──────── Records to use
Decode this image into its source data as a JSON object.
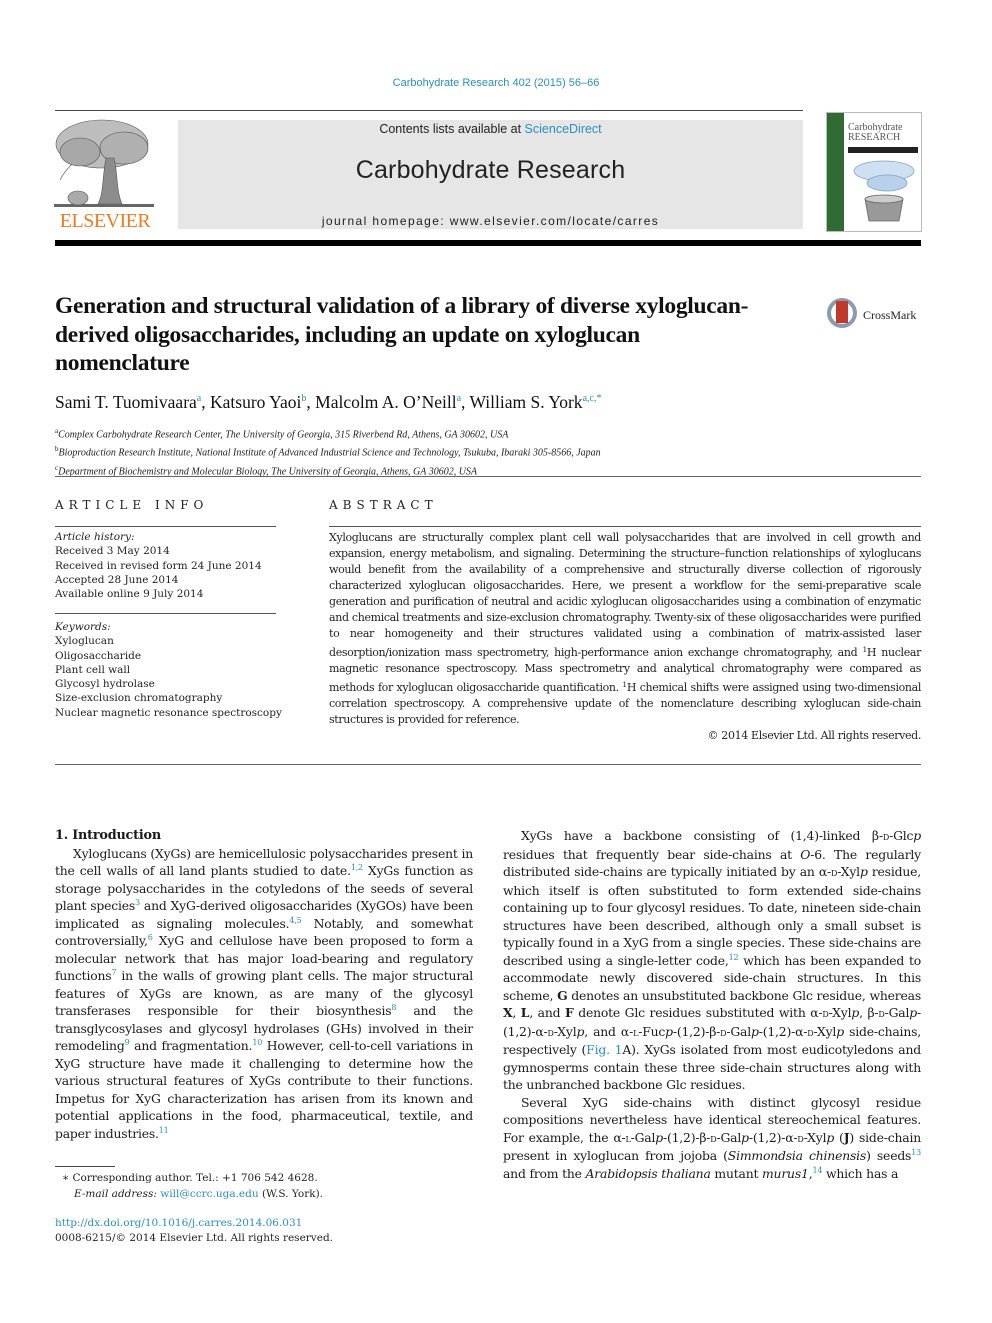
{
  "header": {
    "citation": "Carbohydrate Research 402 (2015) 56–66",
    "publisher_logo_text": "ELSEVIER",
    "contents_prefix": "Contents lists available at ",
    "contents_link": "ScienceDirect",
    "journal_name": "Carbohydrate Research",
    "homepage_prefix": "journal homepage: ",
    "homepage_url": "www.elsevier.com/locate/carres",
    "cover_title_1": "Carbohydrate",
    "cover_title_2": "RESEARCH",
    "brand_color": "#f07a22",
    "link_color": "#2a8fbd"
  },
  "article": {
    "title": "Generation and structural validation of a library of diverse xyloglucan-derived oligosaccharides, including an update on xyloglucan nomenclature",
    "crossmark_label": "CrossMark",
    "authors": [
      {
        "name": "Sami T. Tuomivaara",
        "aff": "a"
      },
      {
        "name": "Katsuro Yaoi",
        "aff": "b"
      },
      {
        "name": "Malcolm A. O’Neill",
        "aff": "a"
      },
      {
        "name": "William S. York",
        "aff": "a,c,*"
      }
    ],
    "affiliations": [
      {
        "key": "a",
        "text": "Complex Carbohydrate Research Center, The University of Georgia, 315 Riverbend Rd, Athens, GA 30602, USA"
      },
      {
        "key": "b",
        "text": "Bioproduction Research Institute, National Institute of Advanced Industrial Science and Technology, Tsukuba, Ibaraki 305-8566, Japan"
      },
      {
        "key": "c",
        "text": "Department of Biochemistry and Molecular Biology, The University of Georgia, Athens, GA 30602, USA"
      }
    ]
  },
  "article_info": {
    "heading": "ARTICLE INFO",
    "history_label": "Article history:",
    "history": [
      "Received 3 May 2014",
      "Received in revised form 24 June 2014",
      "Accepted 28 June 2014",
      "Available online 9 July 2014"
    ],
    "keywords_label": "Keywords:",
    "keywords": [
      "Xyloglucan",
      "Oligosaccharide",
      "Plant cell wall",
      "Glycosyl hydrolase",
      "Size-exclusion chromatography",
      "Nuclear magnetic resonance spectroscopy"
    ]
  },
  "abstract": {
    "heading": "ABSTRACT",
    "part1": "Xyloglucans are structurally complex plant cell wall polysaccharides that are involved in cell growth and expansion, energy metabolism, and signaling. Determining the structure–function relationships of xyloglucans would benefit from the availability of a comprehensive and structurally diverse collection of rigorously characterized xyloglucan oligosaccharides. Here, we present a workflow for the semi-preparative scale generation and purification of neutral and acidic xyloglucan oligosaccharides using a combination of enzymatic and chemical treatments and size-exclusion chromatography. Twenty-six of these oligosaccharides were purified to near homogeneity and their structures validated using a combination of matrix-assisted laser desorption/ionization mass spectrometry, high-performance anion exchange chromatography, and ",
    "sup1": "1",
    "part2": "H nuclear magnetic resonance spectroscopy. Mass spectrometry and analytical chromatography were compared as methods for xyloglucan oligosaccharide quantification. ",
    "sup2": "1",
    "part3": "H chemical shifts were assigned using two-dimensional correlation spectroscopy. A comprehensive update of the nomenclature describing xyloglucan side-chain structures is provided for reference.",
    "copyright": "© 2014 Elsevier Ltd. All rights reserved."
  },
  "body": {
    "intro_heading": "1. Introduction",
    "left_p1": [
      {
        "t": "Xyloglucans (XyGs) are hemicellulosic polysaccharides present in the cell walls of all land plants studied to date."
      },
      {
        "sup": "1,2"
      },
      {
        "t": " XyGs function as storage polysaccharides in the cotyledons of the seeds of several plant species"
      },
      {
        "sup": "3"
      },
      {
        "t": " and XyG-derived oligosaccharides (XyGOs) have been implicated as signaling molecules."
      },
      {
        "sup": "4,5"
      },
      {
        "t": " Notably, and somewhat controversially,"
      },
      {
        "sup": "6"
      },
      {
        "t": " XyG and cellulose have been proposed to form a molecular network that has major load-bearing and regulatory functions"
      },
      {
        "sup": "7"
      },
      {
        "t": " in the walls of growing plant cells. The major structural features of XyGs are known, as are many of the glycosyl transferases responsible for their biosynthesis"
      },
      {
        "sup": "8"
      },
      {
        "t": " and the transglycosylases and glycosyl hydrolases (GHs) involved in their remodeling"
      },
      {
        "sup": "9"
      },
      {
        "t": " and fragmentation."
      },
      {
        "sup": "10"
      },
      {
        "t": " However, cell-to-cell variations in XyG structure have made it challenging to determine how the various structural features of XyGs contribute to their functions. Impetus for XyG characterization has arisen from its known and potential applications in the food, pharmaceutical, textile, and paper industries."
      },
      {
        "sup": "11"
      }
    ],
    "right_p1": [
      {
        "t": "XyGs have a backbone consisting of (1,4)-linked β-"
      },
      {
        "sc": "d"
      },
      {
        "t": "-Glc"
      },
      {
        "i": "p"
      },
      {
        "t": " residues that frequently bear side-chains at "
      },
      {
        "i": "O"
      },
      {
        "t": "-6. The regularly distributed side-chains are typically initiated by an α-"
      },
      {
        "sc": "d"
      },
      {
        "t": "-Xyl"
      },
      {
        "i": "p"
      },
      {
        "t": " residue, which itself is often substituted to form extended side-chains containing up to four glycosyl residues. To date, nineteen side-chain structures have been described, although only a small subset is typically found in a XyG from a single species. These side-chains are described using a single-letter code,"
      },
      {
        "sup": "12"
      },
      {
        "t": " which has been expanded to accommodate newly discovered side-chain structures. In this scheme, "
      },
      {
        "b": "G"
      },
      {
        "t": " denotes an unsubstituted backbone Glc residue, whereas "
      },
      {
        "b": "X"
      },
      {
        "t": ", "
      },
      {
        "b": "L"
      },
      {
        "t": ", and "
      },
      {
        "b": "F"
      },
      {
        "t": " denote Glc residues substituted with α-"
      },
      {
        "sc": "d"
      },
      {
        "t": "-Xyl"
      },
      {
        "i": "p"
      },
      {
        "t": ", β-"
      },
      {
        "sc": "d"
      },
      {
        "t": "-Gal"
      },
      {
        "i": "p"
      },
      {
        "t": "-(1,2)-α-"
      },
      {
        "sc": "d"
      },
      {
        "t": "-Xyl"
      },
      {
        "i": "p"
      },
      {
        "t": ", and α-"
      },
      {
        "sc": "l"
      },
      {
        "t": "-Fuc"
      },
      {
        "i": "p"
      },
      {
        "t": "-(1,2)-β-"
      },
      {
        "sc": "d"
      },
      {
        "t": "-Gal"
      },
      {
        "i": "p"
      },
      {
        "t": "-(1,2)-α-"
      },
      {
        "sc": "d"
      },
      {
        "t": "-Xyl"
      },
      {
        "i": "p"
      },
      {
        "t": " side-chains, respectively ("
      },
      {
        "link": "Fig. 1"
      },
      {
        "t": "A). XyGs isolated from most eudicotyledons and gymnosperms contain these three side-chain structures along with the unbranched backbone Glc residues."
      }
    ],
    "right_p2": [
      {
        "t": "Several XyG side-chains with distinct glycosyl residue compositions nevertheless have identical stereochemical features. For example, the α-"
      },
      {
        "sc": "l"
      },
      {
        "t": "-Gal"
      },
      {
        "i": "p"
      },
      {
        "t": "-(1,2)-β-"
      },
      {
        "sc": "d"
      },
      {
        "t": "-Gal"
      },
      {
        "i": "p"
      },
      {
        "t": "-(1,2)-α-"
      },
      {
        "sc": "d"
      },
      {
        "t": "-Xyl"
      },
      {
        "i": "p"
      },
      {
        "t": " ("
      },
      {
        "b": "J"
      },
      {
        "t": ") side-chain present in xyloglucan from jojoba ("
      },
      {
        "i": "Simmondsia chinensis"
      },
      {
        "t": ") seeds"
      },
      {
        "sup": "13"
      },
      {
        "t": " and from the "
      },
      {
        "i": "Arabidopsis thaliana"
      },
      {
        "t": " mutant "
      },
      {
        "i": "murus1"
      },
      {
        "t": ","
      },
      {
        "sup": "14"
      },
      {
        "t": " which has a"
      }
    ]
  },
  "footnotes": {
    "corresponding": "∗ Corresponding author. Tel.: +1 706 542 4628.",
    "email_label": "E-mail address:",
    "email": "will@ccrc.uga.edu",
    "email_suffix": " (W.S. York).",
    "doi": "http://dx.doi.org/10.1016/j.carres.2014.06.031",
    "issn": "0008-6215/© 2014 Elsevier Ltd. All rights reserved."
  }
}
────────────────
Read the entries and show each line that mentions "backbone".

        "t": "XyGs have a backbone consisting of (1,4)-linked β-"
        "t": " denotes an unsubstituted backbone Glc residue, whereas "
        "t": "A). XyGs isolated from most eudicotyledons and gymnosperms contain these three side-chain structures along with the unbranched backbone Glc residues."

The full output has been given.